Groba, A., de Houwer, A., Mehnert, J., Rossi, S., & Obrig, H. (2018). Bilingual and monolingual children process pragmatic cues differently when learning novel adjectives. Bilingualism: Language and Cognition, 21(2), 384-402. doi:10.1017/S1366728917000232.


Cite as: http://hdl.handle.net/11858/00-001M-0000-002D-9FE6-E
Abstract

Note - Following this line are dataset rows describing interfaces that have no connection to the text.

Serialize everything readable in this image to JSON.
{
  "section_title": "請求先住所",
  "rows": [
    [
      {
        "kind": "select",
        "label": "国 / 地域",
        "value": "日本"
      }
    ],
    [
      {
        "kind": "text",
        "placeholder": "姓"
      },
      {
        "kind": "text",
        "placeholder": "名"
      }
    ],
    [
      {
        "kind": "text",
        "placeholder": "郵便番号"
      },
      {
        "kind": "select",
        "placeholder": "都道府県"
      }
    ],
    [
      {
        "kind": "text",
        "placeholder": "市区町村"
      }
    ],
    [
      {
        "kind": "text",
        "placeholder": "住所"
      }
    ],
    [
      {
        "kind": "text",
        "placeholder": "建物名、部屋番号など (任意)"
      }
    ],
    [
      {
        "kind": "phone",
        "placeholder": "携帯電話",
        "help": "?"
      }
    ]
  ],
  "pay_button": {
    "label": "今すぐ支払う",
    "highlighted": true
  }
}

Previous studies have shown bilingually and monolingually developing children to differ in their sensitivity to referential pragmatic deixis in challenging tasks, with bilinguals exhibiting a higher sensitivity. The learning of adjectives is particularly challenging, but has rarely been investigated in bilingual children. In the present study we presented a pragmatic cue supporting the learning of novel adjectives to 32 Spanish–German bilingual and 28 German monolingual 5-year-olds. The children’s responses to a descriptive hand gesture highlighting an object’s property were measured behaviorally using a forced choice task and neurophysiologically through functional Near-Infrared Spectroscopy (fNIRS). While no group differences emerged on the behavioral level, fNIRS revealed a higher activation in bilingual than monolingual children in the vicinity of the posterior part of the right superior temporal sulcus (STS). This result supports the prominent role of the STS in processing pragmatic gestures and suggests heightened pragmatic sensitivity for bilingual children.